#### Task to carry out:
Word for word, set down the records and skip each picture.

#### Information provided:
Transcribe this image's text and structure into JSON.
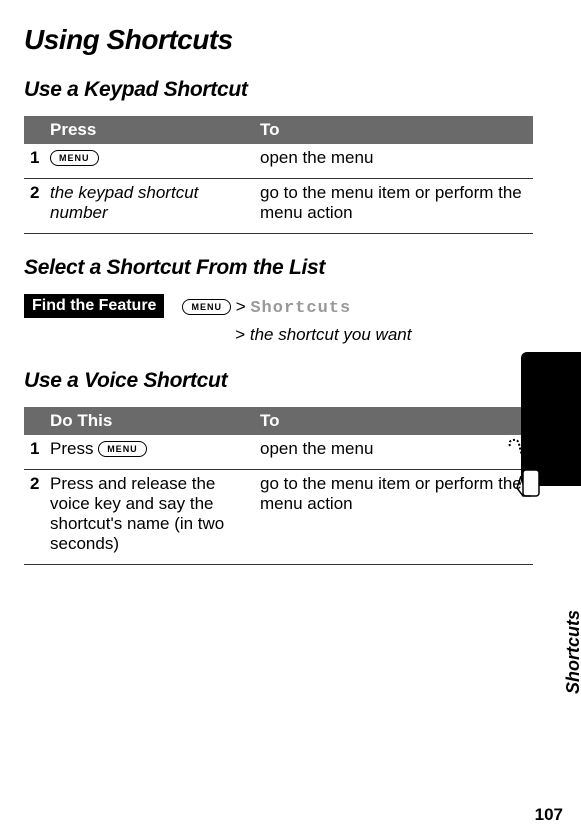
{
  "page": {
    "title": "Using Shortcuts",
    "number": "107",
    "tab_label": "Shortcuts"
  },
  "section1": {
    "heading": "Use a Keypad Shortcut",
    "th1": "Press",
    "th2": "To",
    "rows": [
      {
        "n": "1",
        "left_key": "MENU",
        "right": "open the menu"
      },
      {
        "n": "2",
        "left_italic": "the keypad shortcut number",
        "right": "go to the menu item or perform the menu action"
      }
    ]
  },
  "section2": {
    "heading": "Select a Shortcut From the List",
    "feature_label": "Find the Feature",
    "menu_key": "MENU",
    "path_line1_gt": ">",
    "path_line1_lcd": "Shortcuts",
    "path_line2_gt": ">",
    "path_line2_italic": "the shortcut you want"
  },
  "section3": {
    "heading": "Use a Voice Shortcut",
    "th1": "Do This",
    "th2": "To",
    "rows": [
      {
        "n": "1",
        "left_text": "Press ",
        "left_key": "MENU",
        "right": "open the menu"
      },
      {
        "n": "2",
        "left_text": "Press and release the voice key and say the shortcut's name (in two seconds)",
        "right": "go to the menu item or perform the menu action"
      }
    ]
  }
}
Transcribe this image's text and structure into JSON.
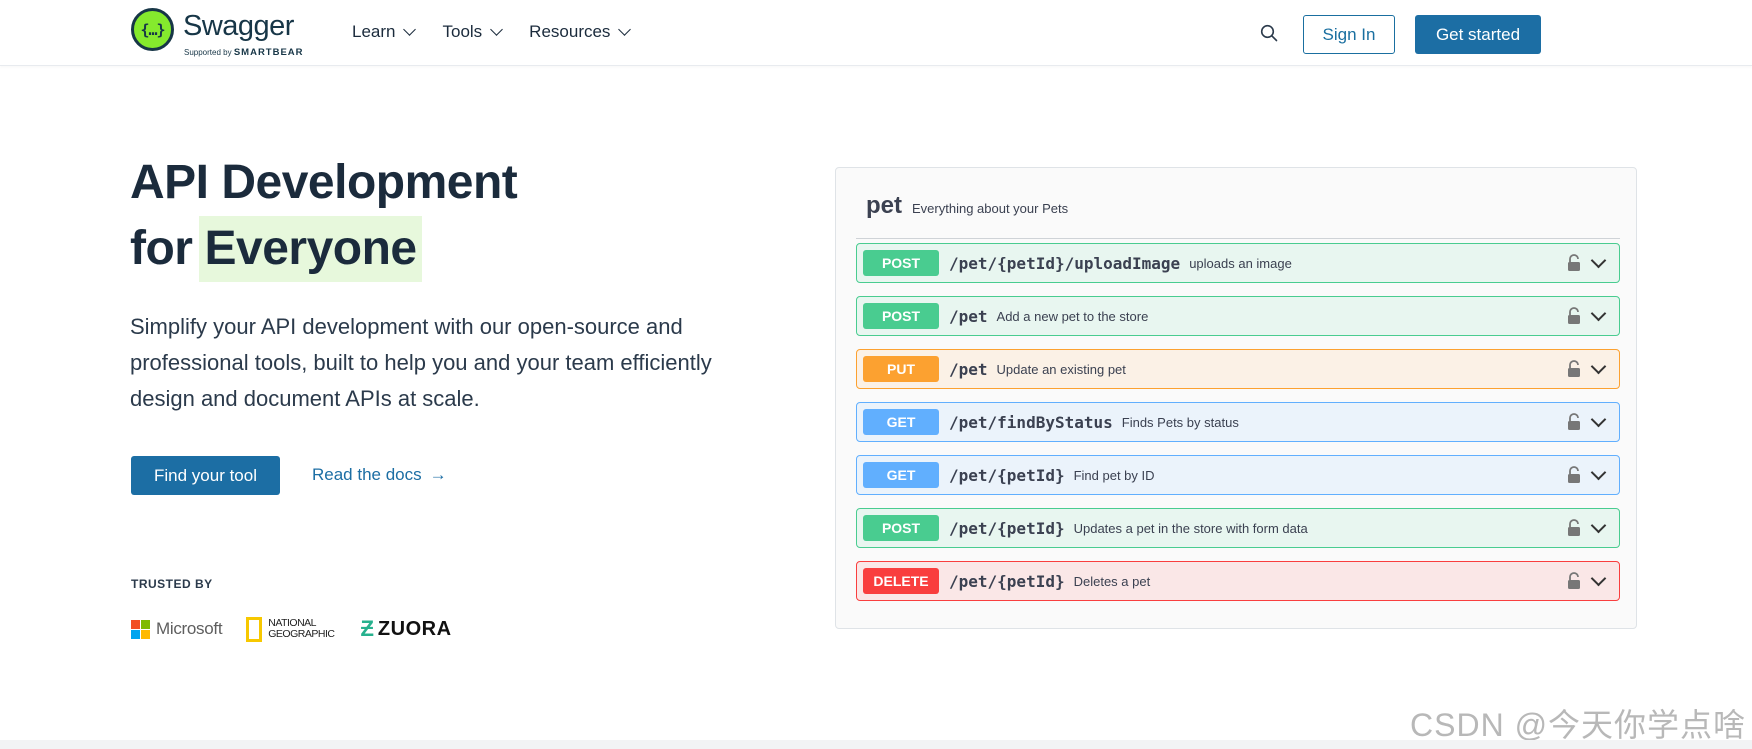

#### Answer to the problem:
Transcribe this image's text and structure into JSON.
{
  "page": {
    "title": "Using Shortcuts",
    "number": "107",
    "tab_label": "Shortcuts"
  },
  "section1": {
    "heading": "Use a Keypad Shortcut",
    "th1": "Press",
    "th2": "To",
    "rows": [
      {
        "n": "1",
        "left_key": "MENU",
        "right": "open the menu"
      },
      {
        "n": "2",
        "left_italic": "the keypad shortcut number",
        "right": "go to the menu item or perform the menu action"
      }
    ]
  },
  "section2": {
    "heading": "Select a Shortcut From the List",
    "feature_label": "Find the Feature",
    "menu_key": "MENU",
    "path_line1_gt": ">",
    "path_line1_lcd": "Shortcuts",
    "path_line2_gt": ">",
    "path_line2_italic": "the shortcut you want"
  },
  "section3": {
    "heading": "Use a Voice Shortcut",
    "th1": "Do This",
    "th2": "To",
    "rows": [
      {
        "n": "1",
        "left_text": "Press ",
        "left_key": "MENU",
        "right": "open the menu"
      },
      {
        "n": "2",
        "left_text": "Press and release the voice key and say the shortcut's name (in two seconds)",
        "right": "go to the menu item or perform the menu action"
      }
    ]
  }
}
Transcribe this image's text and structure into JSON.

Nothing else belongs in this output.